RISMEDIA, July 8, 2009-(MCT)-In a good economy, Americans start hundreds of thousands of new businesses every year. And in a bad economy, like today’s? They do pretty much the same thing.
Fewer businesses with employees were created last year, and more were dissolved, than the year before. But the country still ended the year with an increase of 32,000 firms.
Nonemployer businesses – one-person companies such as taxi drivers and home-based eBay sellers – are expected to shoot up even more, although no figures are available yet.
The reasons are many. Some people lose their jobs and decide to start the businesses of their dreams. Others lose their jobs and choose self-employment because they see no other good options.
Since successful businesses take a long time to plan, some firms were already in the pipeline before the economy went south.
Still other firms were created to serve an increased need created by the recession – such as process servers to hand out foreclosure notices.
At the Florida Small Business Development Center in Broward County, the staff is swamped these days with calls and visits from entrepreneurs and would-be entrepreneurs, said Rafael Cruz, the center’s regional director.
Unfortunately, starting a business isn’t for everyone.
Cruz said some callers are asking for help with a business they started with little planning or forethought during the boom years. Many of them took home-equity loans to finance these ventures, and now they face losing both home and business.

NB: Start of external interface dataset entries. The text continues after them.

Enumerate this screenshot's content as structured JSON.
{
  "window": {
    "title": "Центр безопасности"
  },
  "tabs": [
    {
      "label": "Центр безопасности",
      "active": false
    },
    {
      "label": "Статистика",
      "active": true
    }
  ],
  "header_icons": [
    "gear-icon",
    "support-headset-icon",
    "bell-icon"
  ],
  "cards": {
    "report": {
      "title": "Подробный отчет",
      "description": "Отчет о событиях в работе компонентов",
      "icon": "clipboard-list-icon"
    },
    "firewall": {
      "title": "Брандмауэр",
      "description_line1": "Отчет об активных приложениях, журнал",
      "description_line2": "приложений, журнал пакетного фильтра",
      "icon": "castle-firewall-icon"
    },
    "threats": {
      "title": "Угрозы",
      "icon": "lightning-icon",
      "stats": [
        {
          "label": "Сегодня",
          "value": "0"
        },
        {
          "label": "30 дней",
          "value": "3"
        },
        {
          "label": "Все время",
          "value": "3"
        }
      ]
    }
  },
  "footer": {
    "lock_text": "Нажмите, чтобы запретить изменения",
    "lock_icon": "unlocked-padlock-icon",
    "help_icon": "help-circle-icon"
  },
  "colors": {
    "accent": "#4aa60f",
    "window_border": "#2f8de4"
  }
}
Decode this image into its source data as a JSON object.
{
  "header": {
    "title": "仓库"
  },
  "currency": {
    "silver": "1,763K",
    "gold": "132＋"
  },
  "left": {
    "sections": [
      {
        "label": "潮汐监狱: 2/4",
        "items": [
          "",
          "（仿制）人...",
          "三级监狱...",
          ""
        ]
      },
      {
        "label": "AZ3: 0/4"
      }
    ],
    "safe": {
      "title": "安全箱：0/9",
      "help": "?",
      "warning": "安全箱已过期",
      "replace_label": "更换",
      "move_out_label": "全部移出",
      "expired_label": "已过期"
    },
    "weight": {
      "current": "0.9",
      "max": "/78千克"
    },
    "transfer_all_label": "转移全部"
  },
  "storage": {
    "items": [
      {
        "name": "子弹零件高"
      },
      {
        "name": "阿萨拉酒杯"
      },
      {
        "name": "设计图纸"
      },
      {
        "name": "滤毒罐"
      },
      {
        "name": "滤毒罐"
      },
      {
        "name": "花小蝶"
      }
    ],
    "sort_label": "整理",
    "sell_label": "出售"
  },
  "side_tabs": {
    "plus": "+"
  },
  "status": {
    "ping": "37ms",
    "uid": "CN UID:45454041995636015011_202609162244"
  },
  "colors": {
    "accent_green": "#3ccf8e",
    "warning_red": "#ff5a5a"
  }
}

Some think the federal stimulus plan will bail them out. But in most cases, it won’t, Cruz said.
“The Recovery and Reinvestment Act is not to reward people who were irresponsible,” he said.
There are some programs to help struggling companies, however. For instance, the U.S. Small Business Administration’s “America’s Recovery Capital Loan Program” can provide short-term aid to some firms
But the program is open only to established businesses that can show they made money in one of the past two years and can realistically project cash flow in the future.
What Cruz and his staff, who work under the auspices of the SBA, can offer in abundance is advice on matters such as writing a business plan, evaluating the marketplace and applying for loans – which are scarce these days.
In fact, even during good times, most new businesses are financed not with bank loans or venture capital but with home equity loans, personal credit cards and help from friends and family.
Now, however, even these resources are in short supply, especially for entrepreneurs who recently lost their day jobs.
“Your personal savings may have been depleted,” said Susan Amat, executive director of the Launch Pad, a resource center for University of Miami students and alumni who want to start businesses. “Because the housing market has dipped, your access to equity may be less than it has been. If your friends and family have gone through any of those things as well, they won’t have the access to capital they once had either.”
But Amat said starting a business during tough times also has advantages – like the opportunity to negotiate lower rent from landlords, advertising media and other suppliers.
And entrepreneurs who can survive at a time like this will have a much better chance of thriving when the economy recovers.
“Companies that start during these situations, they’re not just riding the wave of success,” she said.
©2009, The Miami Herald.
Distributed by McClatchy-Tribune Information Services.